- [Task statement] For the string "highlighted", find every matching line in the records and copy it.

- [Working data]
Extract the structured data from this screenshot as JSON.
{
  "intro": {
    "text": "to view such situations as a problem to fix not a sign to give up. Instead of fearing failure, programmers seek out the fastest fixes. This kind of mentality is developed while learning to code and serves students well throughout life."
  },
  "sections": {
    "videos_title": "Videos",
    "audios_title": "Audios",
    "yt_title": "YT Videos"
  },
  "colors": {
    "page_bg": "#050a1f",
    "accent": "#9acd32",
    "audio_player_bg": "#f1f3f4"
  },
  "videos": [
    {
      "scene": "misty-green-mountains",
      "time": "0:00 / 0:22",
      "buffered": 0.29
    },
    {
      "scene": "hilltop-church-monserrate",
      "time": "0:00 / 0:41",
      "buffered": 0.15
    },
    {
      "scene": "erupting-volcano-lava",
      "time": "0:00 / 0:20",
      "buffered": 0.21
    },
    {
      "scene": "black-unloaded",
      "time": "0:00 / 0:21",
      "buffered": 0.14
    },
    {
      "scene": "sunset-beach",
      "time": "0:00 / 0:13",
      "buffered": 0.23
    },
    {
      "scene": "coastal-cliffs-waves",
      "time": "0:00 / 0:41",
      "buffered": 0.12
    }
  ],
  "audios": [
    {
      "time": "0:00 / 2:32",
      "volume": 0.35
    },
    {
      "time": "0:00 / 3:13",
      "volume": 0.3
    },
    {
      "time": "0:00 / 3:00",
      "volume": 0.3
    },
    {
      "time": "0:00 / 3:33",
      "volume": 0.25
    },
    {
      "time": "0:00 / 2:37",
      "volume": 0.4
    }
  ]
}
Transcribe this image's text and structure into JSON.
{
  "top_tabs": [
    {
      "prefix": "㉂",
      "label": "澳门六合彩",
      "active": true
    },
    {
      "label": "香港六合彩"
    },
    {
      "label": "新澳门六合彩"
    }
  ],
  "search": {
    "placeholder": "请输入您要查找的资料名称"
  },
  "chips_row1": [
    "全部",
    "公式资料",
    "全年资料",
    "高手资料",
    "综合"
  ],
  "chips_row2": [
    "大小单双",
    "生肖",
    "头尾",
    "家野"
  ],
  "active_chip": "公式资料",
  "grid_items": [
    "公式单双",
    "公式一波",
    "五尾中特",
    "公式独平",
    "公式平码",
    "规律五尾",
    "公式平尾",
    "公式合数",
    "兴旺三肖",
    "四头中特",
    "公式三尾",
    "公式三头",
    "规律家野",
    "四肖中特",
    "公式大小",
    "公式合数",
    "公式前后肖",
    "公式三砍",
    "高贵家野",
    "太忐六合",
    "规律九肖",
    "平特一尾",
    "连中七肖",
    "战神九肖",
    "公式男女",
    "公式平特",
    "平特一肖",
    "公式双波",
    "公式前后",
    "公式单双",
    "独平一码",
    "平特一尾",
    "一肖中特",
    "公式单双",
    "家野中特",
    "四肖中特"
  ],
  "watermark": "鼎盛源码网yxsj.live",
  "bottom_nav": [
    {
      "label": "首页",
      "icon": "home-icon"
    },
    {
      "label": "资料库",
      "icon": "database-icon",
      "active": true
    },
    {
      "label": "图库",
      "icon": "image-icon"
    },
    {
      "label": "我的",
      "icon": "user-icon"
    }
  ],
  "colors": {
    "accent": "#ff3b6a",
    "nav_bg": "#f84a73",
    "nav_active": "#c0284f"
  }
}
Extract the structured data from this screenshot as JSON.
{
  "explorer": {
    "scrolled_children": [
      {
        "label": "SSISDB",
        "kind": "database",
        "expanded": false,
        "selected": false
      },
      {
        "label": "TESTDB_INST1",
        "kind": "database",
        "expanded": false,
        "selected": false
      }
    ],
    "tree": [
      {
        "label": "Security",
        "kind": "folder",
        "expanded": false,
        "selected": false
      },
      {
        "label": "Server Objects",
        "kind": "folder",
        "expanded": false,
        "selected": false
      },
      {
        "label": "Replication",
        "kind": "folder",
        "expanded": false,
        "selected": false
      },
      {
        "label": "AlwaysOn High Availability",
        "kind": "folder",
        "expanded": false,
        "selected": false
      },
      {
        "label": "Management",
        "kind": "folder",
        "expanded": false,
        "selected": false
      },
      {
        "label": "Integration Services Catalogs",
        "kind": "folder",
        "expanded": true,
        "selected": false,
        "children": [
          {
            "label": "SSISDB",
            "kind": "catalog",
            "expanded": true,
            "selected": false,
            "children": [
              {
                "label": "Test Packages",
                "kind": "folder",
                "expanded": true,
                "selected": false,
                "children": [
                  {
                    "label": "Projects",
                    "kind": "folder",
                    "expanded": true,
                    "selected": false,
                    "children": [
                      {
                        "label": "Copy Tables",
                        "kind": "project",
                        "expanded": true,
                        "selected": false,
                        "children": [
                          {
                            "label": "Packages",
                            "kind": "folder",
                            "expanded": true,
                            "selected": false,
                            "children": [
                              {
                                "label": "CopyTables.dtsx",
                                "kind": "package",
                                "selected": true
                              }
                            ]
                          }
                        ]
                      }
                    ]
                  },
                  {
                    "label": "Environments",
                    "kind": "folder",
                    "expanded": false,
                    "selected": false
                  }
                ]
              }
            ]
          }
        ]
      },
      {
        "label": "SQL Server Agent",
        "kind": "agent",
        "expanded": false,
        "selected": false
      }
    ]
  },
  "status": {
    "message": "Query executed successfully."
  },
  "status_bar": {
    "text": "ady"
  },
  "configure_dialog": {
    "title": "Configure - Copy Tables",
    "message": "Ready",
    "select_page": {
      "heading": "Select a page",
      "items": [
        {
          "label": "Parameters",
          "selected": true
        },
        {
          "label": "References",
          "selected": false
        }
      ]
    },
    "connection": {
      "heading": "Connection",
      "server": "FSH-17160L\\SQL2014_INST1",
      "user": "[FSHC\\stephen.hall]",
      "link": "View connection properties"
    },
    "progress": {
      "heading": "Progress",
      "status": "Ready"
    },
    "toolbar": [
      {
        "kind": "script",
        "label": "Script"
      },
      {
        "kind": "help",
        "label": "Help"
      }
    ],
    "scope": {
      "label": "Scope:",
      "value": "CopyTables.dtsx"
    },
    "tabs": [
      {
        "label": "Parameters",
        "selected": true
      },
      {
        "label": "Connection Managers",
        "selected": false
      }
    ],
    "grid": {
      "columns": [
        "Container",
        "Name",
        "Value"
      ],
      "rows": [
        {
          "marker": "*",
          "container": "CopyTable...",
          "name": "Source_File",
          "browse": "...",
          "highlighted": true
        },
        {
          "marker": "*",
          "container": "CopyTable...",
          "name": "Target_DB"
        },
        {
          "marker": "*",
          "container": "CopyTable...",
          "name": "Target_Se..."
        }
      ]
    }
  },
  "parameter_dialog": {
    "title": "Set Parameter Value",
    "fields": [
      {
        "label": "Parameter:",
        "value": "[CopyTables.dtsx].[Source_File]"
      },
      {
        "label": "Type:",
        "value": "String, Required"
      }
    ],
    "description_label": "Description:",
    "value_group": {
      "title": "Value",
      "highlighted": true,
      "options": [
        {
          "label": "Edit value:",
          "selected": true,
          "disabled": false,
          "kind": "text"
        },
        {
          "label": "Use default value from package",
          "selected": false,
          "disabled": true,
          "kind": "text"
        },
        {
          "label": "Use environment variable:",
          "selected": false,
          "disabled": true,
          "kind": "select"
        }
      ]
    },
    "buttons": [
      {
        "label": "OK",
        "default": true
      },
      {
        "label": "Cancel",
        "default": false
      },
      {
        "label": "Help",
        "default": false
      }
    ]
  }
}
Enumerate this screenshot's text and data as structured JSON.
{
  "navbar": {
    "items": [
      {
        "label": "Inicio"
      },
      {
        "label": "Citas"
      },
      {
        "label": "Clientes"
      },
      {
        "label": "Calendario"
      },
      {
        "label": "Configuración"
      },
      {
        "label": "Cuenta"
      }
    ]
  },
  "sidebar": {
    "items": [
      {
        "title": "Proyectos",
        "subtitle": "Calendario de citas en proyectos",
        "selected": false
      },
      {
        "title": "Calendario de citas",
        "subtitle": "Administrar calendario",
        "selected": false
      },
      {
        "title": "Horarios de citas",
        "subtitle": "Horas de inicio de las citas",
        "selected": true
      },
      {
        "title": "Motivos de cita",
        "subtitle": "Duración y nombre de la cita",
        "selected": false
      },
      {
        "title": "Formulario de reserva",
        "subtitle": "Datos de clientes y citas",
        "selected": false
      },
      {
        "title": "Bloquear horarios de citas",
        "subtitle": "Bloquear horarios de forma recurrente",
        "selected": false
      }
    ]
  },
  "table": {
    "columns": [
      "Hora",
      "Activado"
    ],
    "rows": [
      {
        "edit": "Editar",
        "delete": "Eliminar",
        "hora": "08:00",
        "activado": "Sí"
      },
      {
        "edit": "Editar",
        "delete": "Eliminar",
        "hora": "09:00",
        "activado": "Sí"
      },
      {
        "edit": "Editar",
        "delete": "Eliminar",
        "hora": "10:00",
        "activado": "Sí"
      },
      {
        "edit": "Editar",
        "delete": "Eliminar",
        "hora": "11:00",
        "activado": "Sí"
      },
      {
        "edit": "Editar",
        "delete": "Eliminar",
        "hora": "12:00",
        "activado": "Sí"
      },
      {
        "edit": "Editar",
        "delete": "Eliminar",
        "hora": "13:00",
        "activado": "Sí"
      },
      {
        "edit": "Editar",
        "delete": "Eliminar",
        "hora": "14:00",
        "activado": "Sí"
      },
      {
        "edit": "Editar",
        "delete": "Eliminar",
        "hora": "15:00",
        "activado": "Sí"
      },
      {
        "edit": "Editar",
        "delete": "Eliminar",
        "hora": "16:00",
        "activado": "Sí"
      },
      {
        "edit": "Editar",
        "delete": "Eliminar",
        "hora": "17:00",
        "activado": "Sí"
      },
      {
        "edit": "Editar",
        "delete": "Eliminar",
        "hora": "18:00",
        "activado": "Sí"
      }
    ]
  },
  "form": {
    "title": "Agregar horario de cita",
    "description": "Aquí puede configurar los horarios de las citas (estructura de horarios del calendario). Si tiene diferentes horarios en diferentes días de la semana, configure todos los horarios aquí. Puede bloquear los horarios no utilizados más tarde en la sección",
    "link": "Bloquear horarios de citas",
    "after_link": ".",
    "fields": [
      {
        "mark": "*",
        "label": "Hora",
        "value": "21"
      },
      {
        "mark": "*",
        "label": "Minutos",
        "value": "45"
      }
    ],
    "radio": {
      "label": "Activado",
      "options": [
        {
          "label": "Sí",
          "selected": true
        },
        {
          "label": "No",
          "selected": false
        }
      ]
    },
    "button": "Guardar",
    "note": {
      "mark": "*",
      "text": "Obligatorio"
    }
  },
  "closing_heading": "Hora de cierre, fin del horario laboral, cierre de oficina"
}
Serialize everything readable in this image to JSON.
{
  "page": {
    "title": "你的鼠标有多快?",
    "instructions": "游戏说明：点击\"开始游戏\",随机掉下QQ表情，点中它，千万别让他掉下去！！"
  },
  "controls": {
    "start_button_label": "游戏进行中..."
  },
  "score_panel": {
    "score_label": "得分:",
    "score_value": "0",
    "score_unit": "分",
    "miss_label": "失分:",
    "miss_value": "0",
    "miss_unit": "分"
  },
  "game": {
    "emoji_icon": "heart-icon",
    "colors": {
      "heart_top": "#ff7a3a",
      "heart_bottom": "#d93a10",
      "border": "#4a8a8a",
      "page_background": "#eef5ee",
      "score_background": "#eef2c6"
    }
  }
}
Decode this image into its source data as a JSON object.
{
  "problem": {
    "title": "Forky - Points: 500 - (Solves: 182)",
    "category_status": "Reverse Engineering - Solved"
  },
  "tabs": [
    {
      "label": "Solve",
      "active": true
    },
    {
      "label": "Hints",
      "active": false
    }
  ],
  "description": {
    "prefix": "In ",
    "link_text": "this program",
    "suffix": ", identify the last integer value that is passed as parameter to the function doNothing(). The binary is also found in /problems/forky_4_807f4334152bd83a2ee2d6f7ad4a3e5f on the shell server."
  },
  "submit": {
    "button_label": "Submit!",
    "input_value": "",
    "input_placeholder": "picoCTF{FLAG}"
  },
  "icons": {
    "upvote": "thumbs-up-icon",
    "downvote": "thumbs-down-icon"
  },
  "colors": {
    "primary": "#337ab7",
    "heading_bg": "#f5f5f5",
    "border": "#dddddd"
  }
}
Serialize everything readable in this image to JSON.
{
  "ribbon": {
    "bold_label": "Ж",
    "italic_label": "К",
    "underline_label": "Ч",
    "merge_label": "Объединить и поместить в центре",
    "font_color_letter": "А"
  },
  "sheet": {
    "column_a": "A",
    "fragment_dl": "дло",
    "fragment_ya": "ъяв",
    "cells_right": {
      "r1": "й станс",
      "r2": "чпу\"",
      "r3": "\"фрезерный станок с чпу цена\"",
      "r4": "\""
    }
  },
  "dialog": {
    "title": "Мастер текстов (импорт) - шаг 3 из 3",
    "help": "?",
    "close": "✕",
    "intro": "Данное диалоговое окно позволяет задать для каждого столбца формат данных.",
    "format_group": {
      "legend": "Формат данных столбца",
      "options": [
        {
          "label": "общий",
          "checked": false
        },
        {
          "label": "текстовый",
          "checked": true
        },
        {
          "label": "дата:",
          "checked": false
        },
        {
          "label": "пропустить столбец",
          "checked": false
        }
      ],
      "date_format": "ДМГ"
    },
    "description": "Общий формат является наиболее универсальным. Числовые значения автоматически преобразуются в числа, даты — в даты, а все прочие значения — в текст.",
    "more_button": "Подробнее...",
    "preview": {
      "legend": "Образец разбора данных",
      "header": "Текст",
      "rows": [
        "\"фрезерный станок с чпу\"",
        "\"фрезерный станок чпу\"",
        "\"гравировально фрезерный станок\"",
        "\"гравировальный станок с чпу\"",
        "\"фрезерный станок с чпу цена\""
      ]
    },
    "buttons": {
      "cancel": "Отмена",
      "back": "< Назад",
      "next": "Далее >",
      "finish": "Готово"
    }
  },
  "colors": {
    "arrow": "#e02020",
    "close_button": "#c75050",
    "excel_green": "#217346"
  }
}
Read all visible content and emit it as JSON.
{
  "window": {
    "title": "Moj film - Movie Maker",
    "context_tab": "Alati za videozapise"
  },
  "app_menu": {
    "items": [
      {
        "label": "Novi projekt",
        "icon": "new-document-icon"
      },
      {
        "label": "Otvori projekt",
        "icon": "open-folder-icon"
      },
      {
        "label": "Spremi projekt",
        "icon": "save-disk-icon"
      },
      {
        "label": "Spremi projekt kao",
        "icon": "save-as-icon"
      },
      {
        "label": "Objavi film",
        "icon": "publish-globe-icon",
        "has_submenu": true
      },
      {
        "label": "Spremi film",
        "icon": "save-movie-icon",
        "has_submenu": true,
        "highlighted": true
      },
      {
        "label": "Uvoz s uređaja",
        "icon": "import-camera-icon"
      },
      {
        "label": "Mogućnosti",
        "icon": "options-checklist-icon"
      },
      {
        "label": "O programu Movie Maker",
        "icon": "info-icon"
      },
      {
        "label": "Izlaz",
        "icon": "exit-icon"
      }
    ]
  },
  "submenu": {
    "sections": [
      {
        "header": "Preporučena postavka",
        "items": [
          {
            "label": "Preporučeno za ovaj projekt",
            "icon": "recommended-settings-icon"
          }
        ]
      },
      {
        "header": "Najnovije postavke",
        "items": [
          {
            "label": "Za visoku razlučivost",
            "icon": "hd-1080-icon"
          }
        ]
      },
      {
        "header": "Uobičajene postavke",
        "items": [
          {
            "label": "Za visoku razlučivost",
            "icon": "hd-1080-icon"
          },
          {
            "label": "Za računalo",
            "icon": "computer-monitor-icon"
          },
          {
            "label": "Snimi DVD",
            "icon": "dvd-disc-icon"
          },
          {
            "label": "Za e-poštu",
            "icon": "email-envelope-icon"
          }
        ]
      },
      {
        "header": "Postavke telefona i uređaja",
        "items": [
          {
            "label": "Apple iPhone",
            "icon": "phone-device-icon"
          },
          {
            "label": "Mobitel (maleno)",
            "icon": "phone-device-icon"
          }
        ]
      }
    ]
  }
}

- [Solution below]
          "highlighted": true
      "highlighted": true,
        "highlighted": true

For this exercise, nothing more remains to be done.